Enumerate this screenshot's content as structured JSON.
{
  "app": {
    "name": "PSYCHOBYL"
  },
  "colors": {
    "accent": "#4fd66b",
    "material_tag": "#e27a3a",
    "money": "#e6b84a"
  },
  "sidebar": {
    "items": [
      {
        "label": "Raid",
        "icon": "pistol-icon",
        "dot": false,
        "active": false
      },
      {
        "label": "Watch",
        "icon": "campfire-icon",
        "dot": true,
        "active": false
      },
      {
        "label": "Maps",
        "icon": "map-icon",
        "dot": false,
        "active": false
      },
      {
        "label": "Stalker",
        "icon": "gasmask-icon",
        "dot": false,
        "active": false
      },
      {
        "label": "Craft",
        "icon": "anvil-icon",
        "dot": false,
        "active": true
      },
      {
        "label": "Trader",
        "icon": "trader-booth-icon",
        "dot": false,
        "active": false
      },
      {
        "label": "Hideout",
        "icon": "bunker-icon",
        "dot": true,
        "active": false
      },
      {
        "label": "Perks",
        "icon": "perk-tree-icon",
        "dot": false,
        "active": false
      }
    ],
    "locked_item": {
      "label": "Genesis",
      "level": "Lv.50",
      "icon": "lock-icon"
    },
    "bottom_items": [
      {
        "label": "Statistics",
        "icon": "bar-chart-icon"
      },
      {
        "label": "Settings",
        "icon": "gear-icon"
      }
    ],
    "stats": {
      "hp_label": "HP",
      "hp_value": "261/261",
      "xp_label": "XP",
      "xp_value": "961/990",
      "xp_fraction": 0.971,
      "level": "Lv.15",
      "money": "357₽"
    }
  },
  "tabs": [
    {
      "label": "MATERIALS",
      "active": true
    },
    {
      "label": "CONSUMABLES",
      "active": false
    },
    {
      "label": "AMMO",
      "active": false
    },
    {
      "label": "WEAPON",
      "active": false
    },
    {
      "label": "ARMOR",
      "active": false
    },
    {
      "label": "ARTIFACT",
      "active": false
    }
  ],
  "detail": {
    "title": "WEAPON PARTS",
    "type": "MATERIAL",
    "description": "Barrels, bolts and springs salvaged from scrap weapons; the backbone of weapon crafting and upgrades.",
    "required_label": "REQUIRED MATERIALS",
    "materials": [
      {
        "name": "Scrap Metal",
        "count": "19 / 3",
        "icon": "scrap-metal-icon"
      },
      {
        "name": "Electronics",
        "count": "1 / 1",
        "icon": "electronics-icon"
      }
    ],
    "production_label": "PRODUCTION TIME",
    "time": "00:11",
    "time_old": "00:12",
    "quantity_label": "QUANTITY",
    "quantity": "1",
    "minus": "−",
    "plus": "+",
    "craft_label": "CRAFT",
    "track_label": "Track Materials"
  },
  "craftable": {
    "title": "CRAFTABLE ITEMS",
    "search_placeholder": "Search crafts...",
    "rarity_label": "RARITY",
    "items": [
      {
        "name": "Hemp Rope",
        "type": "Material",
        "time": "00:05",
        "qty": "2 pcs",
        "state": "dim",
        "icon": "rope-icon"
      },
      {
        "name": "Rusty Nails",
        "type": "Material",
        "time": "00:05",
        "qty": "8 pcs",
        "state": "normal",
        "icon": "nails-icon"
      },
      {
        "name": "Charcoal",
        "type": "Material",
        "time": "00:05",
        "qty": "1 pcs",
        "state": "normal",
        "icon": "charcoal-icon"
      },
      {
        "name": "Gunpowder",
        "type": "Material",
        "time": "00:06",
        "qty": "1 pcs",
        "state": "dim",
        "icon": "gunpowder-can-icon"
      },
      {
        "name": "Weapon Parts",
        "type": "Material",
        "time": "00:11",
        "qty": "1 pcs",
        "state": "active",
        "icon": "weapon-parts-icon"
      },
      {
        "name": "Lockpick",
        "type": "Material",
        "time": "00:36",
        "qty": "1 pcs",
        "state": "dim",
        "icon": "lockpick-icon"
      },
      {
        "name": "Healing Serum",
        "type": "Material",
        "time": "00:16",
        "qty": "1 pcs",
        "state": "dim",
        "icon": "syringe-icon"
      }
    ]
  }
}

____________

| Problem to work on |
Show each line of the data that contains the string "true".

| The answer |
        "dot": true,
        "active": true
        "dot": true,
      "active": true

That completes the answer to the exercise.